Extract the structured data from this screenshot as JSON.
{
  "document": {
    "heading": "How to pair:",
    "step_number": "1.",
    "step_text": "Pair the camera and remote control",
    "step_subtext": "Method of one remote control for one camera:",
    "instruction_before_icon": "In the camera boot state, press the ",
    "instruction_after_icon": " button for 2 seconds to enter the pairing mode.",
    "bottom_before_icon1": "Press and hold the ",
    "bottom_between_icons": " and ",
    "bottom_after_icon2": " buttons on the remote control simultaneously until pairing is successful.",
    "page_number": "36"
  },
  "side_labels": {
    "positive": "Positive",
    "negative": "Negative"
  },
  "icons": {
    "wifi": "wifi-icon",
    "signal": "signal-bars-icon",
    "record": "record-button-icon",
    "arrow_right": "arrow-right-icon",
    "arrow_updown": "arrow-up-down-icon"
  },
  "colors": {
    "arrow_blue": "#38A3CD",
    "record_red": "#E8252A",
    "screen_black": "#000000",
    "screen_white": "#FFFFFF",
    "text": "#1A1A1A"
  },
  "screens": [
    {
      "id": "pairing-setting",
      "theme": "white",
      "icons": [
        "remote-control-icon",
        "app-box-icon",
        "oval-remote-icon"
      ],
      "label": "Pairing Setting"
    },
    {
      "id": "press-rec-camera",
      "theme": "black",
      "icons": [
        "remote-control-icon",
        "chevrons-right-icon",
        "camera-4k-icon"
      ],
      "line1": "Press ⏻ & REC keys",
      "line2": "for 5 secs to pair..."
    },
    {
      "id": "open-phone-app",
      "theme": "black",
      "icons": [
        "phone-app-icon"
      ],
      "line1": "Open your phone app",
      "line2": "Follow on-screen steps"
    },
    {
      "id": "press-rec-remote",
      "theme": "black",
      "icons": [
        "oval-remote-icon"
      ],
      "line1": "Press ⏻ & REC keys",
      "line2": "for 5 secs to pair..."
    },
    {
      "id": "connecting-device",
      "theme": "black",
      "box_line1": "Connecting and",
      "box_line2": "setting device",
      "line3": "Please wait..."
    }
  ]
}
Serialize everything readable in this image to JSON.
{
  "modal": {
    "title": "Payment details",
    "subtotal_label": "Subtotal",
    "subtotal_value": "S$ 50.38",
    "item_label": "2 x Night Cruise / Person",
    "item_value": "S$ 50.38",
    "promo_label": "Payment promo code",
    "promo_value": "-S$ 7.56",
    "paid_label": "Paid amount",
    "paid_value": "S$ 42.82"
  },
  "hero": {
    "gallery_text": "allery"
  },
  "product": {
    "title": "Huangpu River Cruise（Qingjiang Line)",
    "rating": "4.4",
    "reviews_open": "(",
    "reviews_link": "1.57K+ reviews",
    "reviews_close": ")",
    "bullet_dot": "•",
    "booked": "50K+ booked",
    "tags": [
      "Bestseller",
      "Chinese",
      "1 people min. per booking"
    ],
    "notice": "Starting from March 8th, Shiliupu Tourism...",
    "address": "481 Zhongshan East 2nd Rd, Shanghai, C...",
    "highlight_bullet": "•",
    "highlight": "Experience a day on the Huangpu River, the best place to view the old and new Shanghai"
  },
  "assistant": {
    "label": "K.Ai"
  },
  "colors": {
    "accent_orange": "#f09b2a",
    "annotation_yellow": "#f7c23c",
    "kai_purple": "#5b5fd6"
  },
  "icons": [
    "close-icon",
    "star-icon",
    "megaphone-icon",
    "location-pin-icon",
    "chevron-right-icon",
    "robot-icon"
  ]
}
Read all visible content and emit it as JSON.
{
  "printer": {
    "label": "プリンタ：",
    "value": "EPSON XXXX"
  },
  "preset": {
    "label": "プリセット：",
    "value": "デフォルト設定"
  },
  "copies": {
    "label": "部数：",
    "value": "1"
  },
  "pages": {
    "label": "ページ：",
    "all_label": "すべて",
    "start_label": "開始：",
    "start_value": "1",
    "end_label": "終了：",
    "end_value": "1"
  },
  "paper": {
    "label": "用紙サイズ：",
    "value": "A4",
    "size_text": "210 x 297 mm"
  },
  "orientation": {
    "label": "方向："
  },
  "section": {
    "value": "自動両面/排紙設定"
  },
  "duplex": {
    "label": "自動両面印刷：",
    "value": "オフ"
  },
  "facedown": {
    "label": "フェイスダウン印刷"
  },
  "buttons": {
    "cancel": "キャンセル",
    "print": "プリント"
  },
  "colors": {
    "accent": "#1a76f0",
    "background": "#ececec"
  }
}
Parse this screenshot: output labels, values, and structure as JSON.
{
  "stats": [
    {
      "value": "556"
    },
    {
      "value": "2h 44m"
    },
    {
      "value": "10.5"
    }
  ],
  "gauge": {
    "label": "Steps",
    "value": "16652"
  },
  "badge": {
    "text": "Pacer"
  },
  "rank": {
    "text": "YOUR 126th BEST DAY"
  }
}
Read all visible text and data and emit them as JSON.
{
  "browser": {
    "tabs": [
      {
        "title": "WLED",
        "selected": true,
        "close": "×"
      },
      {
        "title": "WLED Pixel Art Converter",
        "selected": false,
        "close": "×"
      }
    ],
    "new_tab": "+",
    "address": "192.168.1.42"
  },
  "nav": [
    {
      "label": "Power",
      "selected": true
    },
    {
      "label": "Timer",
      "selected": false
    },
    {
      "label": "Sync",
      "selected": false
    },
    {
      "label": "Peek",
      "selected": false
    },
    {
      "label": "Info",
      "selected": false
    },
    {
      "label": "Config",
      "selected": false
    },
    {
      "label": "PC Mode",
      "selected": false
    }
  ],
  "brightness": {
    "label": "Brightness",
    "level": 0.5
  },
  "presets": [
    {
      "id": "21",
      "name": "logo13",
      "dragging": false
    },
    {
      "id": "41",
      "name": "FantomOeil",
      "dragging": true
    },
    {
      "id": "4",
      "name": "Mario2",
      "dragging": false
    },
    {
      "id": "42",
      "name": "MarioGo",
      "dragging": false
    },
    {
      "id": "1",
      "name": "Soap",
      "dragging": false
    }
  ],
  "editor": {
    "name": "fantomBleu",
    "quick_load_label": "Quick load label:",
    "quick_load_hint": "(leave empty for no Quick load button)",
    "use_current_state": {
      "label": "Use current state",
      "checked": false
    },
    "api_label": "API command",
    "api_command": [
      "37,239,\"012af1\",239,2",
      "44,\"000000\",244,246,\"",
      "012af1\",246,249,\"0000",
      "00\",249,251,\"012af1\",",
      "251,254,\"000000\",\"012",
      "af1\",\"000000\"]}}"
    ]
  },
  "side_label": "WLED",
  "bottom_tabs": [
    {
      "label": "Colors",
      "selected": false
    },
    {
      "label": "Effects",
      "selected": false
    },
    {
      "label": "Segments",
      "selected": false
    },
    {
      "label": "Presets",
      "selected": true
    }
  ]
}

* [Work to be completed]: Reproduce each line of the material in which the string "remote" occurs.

* [Result for this exercise]:
    "step_text": "Pair the camera and remote control",
    "step_subtext": "Method of one remote control for one camera:",
    "bottom_after_icon2": " buttons on the remote control simultaneously until pairing is successful.",
        "remote-control-icon",
        "oval-remote-icon"
        "remote-control-icon",
      "id": "press-rec-remote",
        "oval-remote-icon"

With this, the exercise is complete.